Work task
All of the entries should be restated word for word, but without their pictures.

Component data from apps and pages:
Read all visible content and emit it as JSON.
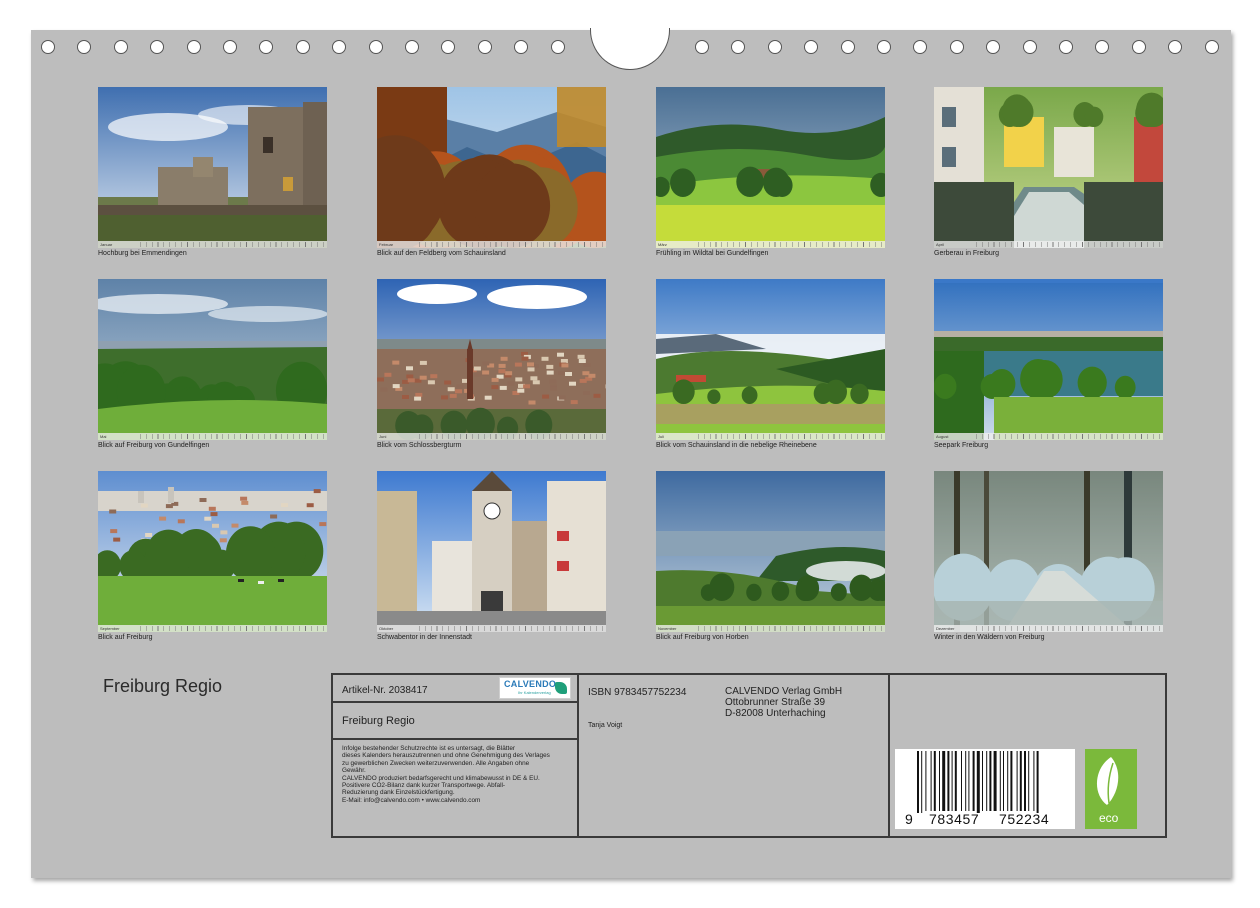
{
  "calendar": {
    "title": "Freiburg Regio",
    "months": [
      {
        "month": "Januar",
        "caption": "Hochburg bei Emmendingen",
        "scene": "castle-ruin-icon"
      },
      {
        "month": "Februar",
        "caption": "Blick auf den Feldberg vom Schauinsland",
        "scene": "autumn-valley-icon"
      },
      {
        "month": "März",
        "caption": "Frühling im Wildtal bei Gundelfingen",
        "scene": "spring-meadow-icon"
      },
      {
        "month": "April",
        "caption": "Gerberau in Freiburg",
        "scene": "canal-street-icon"
      },
      {
        "month": "Mai",
        "caption": "Blick auf Freiburg von Gundelfingen",
        "scene": "green-hills-icon"
      },
      {
        "month": "Juni",
        "caption": "Blick vom Schlossbergturm",
        "scene": "city-panorama-icon"
      },
      {
        "month": "Juli",
        "caption": "Blick vom Schauinsland in die nebelige Rheinebene",
        "scene": "foggy-plain-icon"
      },
      {
        "month": "August",
        "caption": "Seepark Freiburg",
        "scene": "lake-park-icon"
      },
      {
        "month": "September",
        "caption": "Blick auf Freiburg",
        "scene": "pasture-city-icon"
      },
      {
        "month": "Oktober",
        "caption": "Schwabentor in der Innenstadt",
        "scene": "city-gate-icon"
      },
      {
        "month": "November",
        "caption": "Blick auf Freiburg von Horben",
        "scene": "misty-hills-icon"
      },
      {
        "month": "Dezember",
        "caption": "Winter in den Wäldern von Freiburg",
        "scene": "frosty-forest-icon"
      }
    ]
  },
  "imprint": {
    "article_no": "Artikel-Nr. 2038417",
    "logo_text": "CALVENDO",
    "logo_sub": "Ihr Kalenderverlag",
    "product_title": "Freiburg Regio",
    "legal_lines": [
      "Infolge bestehender Schutzrechte ist es untersagt, die Blätter",
      "dieses Kalenders herauszutrennen und ohne Genehmigung des Verlages",
      "zu gewerblichen Zwecken weiterzuverwenden. Alle Angaben ohne",
      "Gewähr.",
      "CALVENDO produziert bedarfsgerecht und klimabewusst in DE & EU.",
      "Positivere CO2-Bilanz dank kurzer Transportwege. Abfall-",
      "Reduzierung dank Einzelstückfertigung.",
      "E-Mail: info@calvendo.com • www.calvendo.com"
    ],
    "isbn": "ISBN 9783457752234",
    "author": "Tanja Voigt",
    "publisher_lines": [
      "CALVENDO Verlag GmbH",
      "Ottobrunner Straße 39",
      "D-82008 Unterhaching"
    ],
    "barcode_digits": [
      "9",
      "783457",
      "752234"
    ],
    "eco_label": "eco"
  }
}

Answer section
Read all visible content and emit it as JSON.
{
  "calendar": {
    "title": "Freiburg Regio",
    "months": [
      {
        "month": "Januar",
        "caption": "Hochburg bei Emmendingen",
        "scene": "castle-ruin-icon"
      },
      {
        "month": "Februar",
        "caption": "Blick auf den Feldberg vom Schauinsland",
        "scene": "autumn-valley-icon"
      },
      {
        "month": "März",
        "caption": "Frühling im Wildtal bei Gundelfingen",
        "scene": "spring-meadow-icon"
      },
      {
        "month": "April",
        "caption": "Gerberau in Freiburg",
        "scene": "canal-street-icon"
      },
      {
        "month": "Mai",
        "caption": "Blick auf Freiburg von Gundelfingen",
        "scene": "green-hills-icon"
      },
      {
        "month": "Juni",
        "caption": "Blick vom Schlossbergturm",
        "scene": "city-panorama-icon"
      },
      {
        "month": "Juli",
        "caption": "Blick vom Schauinsland in die nebelige Rheinebene",
        "scene": "foggy-plain-icon"
      },
      {
        "month": "August",
        "caption": "Seepark Freiburg",
        "scene": "lake-park-icon"
      },
      {
        "month": "September",
        "caption": "Blick auf Freiburg",
        "scene": "pasture-city-icon"
      },
      {
        "month": "Oktober",
        "caption": "Schwabentor in der Innenstadt",
        "scene": "city-gate-icon"
      },
      {
        "month": "November",
        "caption": "Blick auf Freiburg von Horben",
        "scene": "misty-hills-icon"
      },
      {
        "month": "Dezember",
        "caption": "Winter in den Wäldern von Freiburg",
        "scene": "frosty-forest-icon"
      }
    ]
  },
  "imprint": {
    "article_no": "Artikel-Nr. 2038417",
    "logo_text": "CALVENDO",
    "logo_sub": "Ihr Kalenderverlag",
    "product_title": "Freiburg Regio",
    "legal_lines": [
      "Infolge bestehender Schutzrechte ist es untersagt, die Blätter",
      "dieses Kalenders herauszutrennen und ohne Genehmigung des Verlages",
      "zu gewerblichen Zwecken weiterzuverwenden. Alle Angaben ohne",
      "Gewähr.",
      "CALVENDO produziert bedarfsgerecht und klimabewusst in DE & EU.",
      "Positivere CO2-Bilanz dank kurzer Transportwege. Abfall-",
      "Reduzierung dank Einzelstückfertigung.",
      "E-Mail: info@calvendo.com • www.calvendo.com"
    ],
    "isbn": "ISBN 9783457752234",
    "author": "Tanja Voigt",
    "publisher_lines": [
      "CALVENDO Verlag GmbH",
      "Ottobrunner Straße 39",
      "D-82008 Unterhaching"
    ],
    "barcode_digits": [
      "9",
      "783457",
      "752234"
    ],
    "eco_label": "eco"
  }
}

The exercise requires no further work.